■ EXERCISE
Gather all lines in the entries that include the word "Back".

[Entries from a dataset of interfaces]
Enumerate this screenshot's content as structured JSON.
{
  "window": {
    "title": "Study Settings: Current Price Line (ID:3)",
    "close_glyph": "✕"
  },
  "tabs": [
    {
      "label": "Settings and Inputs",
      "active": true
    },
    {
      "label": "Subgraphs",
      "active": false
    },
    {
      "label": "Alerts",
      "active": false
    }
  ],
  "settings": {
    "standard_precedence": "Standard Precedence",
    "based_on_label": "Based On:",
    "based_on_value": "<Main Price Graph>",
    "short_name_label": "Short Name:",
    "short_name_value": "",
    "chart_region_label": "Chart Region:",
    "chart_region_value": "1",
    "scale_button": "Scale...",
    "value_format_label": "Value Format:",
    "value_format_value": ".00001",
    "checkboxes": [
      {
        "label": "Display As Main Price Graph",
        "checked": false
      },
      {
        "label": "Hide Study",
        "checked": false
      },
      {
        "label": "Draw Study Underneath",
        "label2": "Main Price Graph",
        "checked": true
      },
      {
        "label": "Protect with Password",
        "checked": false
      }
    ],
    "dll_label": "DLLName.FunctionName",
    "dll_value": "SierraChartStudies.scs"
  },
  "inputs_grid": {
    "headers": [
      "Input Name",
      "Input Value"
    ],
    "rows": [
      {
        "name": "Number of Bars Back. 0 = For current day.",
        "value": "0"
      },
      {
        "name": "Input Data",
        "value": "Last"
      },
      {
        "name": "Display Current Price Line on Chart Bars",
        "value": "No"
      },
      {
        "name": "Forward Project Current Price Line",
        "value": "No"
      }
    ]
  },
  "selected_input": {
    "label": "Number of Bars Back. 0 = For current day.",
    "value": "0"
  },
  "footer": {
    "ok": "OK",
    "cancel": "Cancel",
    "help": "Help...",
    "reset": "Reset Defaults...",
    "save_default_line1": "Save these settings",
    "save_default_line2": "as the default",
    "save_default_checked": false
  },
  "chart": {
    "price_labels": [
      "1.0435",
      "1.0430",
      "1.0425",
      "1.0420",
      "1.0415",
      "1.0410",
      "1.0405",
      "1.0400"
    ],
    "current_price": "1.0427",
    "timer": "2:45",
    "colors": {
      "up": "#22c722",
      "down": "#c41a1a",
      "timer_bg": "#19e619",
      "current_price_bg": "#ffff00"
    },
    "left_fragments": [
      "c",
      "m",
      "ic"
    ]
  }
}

■ RESPONSE TO THE TASK
        "name": "Number of Bars Back. 0 = For current day.",
    "label": "Number of Bars Back. 0 = For current day.",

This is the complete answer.